The Waldoboro Board of Selectmen approved the recommendation from the A.D. Gray Committee on Tuesday, July 28.
Volunteers of America is a 501(c)(3) organization that provides affordable housing, assistance for people with disabilities, assistance with basic needs, behavioral and mental services, and programs for children and families, with 33 affiliates around the country serving more than 1 million people annually, according to its website.
Selectman and A.D. Gray Committee member Robert Butler said he and Max Johnstone, a planning consultant to the town, visited a Volunteers of America facility in Thomaston that provides affordable housing for seniors.
Butler said the site visit led to his support of the committee’s recommendation.
The committee also recommended the formation of a subcommittee to prepare a request for proposals for the parcels of the A.D. Gray property not including the school building. The request for proposals would go to voters in November.
The selectmen approved that recommendation too.
Butler said the committee met July 21 and decided to make the recommendations in order to receive guidance before its next meeting, Tuesday, Aug. 4.
Town Manager Julie Keizer said she wants the discussion of a request for proposals to include the town’s recreation committee, because one of the parcels contains a ballfield.
Butler said recreation committee members could attend the upcoming A.D. Gray Committee meeting.
Volunteers of America presented its $6.2 million idea to turn A.D. Gray into senior housing to the Waldoboro Planning Board on July 15. The project is in an “evaluation” stage, according to organization officials.
The proposal would convert the long-vacant middle school into 32 units of affordable senior housing.
The town has received a separate proposal from Portland developer Tim Wells to redevelop the former school into 20-27 housing units, with additional development on the property depending on demand.
Election of officers
The board unanimously voted to elect Abden Simmons chair and Jann Minzy vice chair.
The meeting was the first since the annual town meeting by referendum July 14, when Minzy won reelection and Jan Griesenbrock was elected in a four-way race.
Pay for poll workers
The selectmen approved Keizer’s recommendation to raise the pay for poll workers from $12 to $16.66 per hour for the July and November elections.
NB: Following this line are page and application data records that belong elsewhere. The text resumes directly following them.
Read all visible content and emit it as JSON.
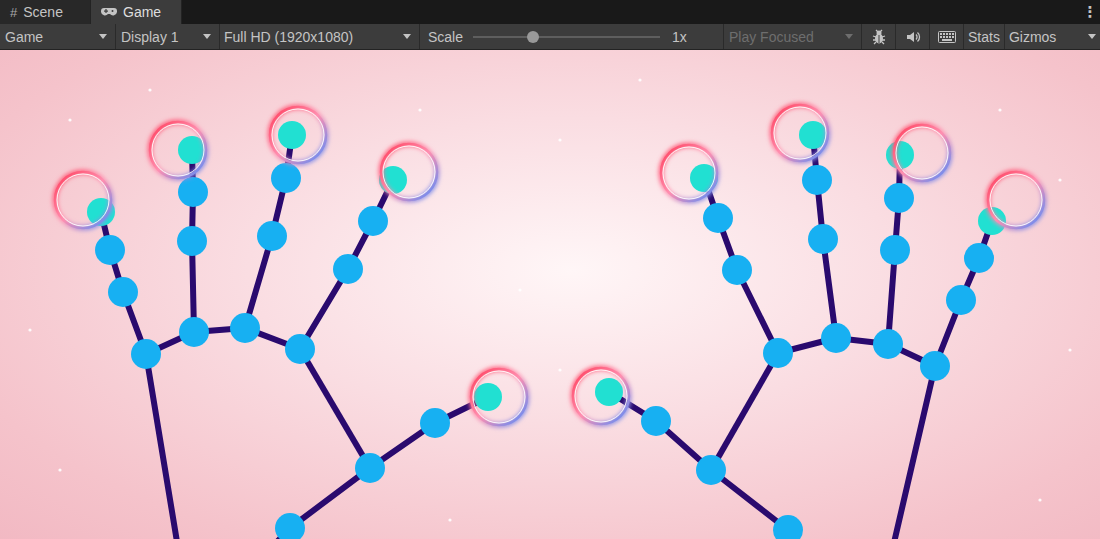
{
  "tabs": [
    {
      "label": "Scene",
      "glyph": "#",
      "selected": false
    },
    {
      "label": "Game",
      "glyph": "",
      "selected": true
    }
  ],
  "menu": "⋮",
  "toolbar": {
    "view_mode": "Game",
    "display": "Display 1",
    "resolution": "Full HD (1920x1080)",
    "scale": {
      "label": "Scale",
      "level": 0.32,
      "reading": "1x"
    },
    "play_mode": {
      "label": "Play Focused",
      "disabled": true
    },
    "toggles": [
      "Stats",
      "Gizmos"
    ]
  }
}
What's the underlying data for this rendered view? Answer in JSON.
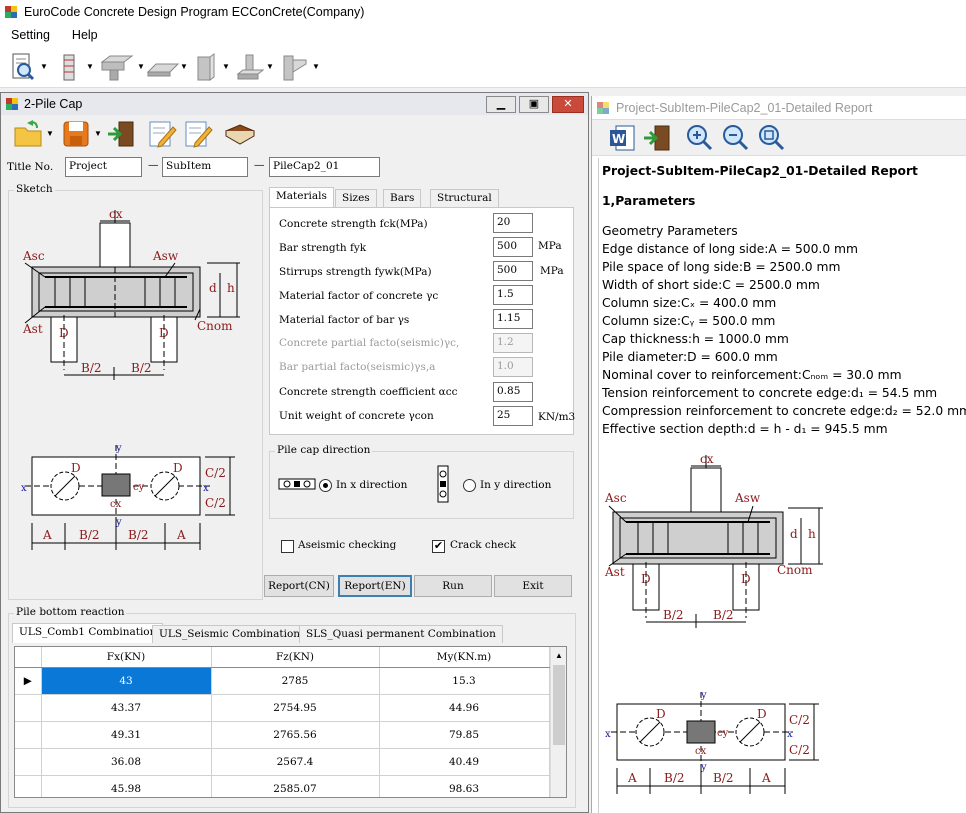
{
  "app": {
    "title": "EuroCode Concrete Design Program ECConCrete(Company)"
  },
  "menu": [
    "Setting",
    "Help"
  ],
  "child": {
    "title": "2-Pile Cap",
    "title_no_label": "Title No.",
    "title_fields": [
      "Project",
      "SubItem",
      "PileCap2_01"
    ],
    "sketch_label": "Sketch",
    "tabs": [
      "Materials",
      "Sizes",
      "Bars",
      "Structural"
    ],
    "materials": [
      {
        "label": "Concrete strength fck(MPa)",
        "value": "20",
        "unit": "",
        "enabled": true
      },
      {
        "label": "Bar strength fyk",
        "value": "500",
        "unit": "MPa",
        "enabled": true
      },
      {
        "label": "Stirrups strength fywk(MPa)",
        "value": "500",
        "unit": "MPa",
        "enabled": true
      },
      {
        "label": "Material factor of concrete γc",
        "value": "1.5",
        "unit": "",
        "enabled": true
      },
      {
        "label": "Material factor of bar γs",
        "value": "1.15",
        "unit": "",
        "enabled": true
      },
      {
        "label": "Concrete partial facto(seismic)γc,",
        "value": "1.2",
        "unit": "",
        "enabled": false
      },
      {
        "label": "Bar partial facto(seismic)γs,a",
        "value": "1.0",
        "unit": "",
        "enabled": false
      },
      {
        "label": "Concrete strength coefficient αcc",
        "value": "0.85",
        "unit": "",
        "enabled": true
      },
      {
        "label": "Unit weight of concrete γcon",
        "value": "25",
        "unit": "KN/m3",
        "enabled": true
      }
    ],
    "direction": {
      "group_label": "Pile cap direction",
      "x_label": "In x direction",
      "y_label": "In y direction",
      "selected": "x"
    },
    "aseismic_label": "Aseismic checking",
    "aseismic_checked": false,
    "crack_label": "Crack check",
    "crack_checked": true,
    "buttons": [
      "Report(CN)",
      "Report(EN)",
      "Run",
      "Exit"
    ],
    "reaction": {
      "group_label": "Pile bottom reaction",
      "tabs": [
        "ULS_Comb1 Combination",
        "ULS_Seismic Combination",
        "SLS_Quasi permanent Combination"
      ],
      "columns": [
        "Fx(KN)",
        "Fz(KN)",
        "My(KN.m)"
      ],
      "rows": [
        [
          "43",
          "2785",
          "15.3"
        ],
        [
          "43.37",
          "2754.95",
          "44.96"
        ],
        [
          "49.31",
          "2765.56",
          "79.85"
        ],
        [
          "36.08",
          "2567.4",
          "40.49"
        ],
        [
          "45.98",
          "2585.07",
          "98.63"
        ]
      ]
    }
  },
  "sketch_labels": {
    "cx": "cx",
    "cy": "cy",
    "asc": "Asc",
    "asw": "Asw",
    "ast": "Ast",
    "d": "D",
    "dd": "d",
    "h": "h",
    "cnom": "Cnom",
    "b2": "B/2",
    "a": "A",
    "c2": "C/2",
    "x": "x",
    "y": "y"
  },
  "report": {
    "title": "Project-SubItem-PileCap2_01-Detailed Report",
    "heading": "Project-SubItem-PileCap2_01-Detailed Report",
    "section": "1,Parameters",
    "subheading": "Geometry Parameters",
    "lines": [
      "Edge distance of long side:A = 500.0 mm",
      "Pile space of long side:B = 2500.0 mm",
      "Width of short side:C = 2500.0 mm",
      "Column size:Cₓ = 400.0 mm",
      "Column size:Cᵧ = 500.0 mm",
      "Cap thickness:h = 1000.0 mm",
      "Pile diameter:D = 600.0 mm",
      "Nominal cover to reinforcement:Cₙₒₘ = 30.0 mm",
      "Tension reinforcement to concrete edge:d₁ = 54.5 mm",
      "Compression reinforcement to concrete edge:d₂ = 52.0 mm",
      "Effective section depth:d = h - d₁ = 945.5 mm"
    ]
  }
}
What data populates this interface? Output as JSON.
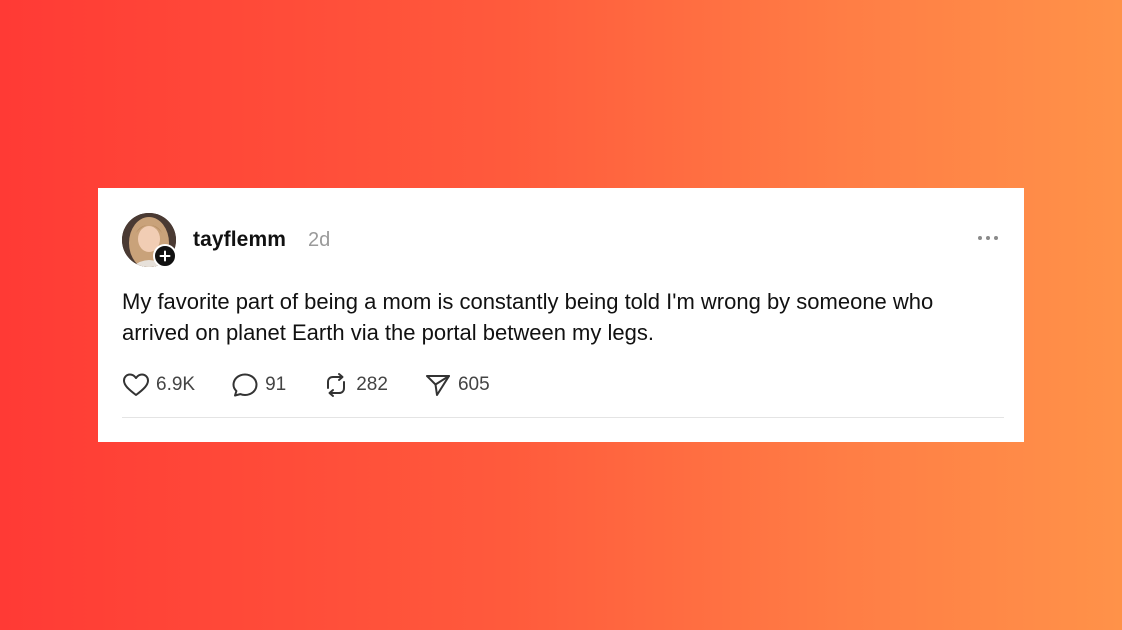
{
  "post": {
    "username": "tayflemm",
    "time_ago": "2d",
    "text": "My favorite part of being a mom is constantly being told I'm wrong by someone who arrived on planet Earth via the portal between my legs.",
    "actions": {
      "likes": "6.9K",
      "replies": "91",
      "reposts": "282",
      "shares": "605"
    }
  },
  "icons": {
    "follow": "plus-icon",
    "more": "more-dots-icon",
    "like": "heart-icon",
    "reply": "comment-bubble-icon",
    "repost": "repost-arrows-icon",
    "share": "send-paper-plane-icon"
  },
  "colors": {
    "background_start": "#ff3a35",
    "background_end": "#ff9249",
    "card": "#ffffff",
    "text": "#111111",
    "muted": "#9a9a9a"
  }
}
The poll workers will earn about $100 each, since they work six hours.
Keizer cited the difficulty of finding ballot clerks during a pandemic and the amount of work necessary for the elections as the reasons for her recommendation.
“Although it was a tremendous amount of work, it was so much fun to work with Max. He did an outstanding job and so did Peg (Tynan) and Tanya (Blodgett) and everyone from the public who helped out. Everyone had a role and they played it so well,” Keizer said of the July 14 town meeting and state primary and referendum.
Keizer said the town has saved about $11,500 because she and other employees have filled in at town clerk after the resignation of Jodee Kelly.
“We have the money and I would like to use some of it to give them more money,” Keizer said of poll workers.
Butler asked if the pay would return to $12 per hour in 2021.
Keizer said she would like to discuss the matter further when the board of selectmen meets with the budget committee in February 2021.
“I know it is not in the budget, but I think we should do it for this past election and November,” Keizer said.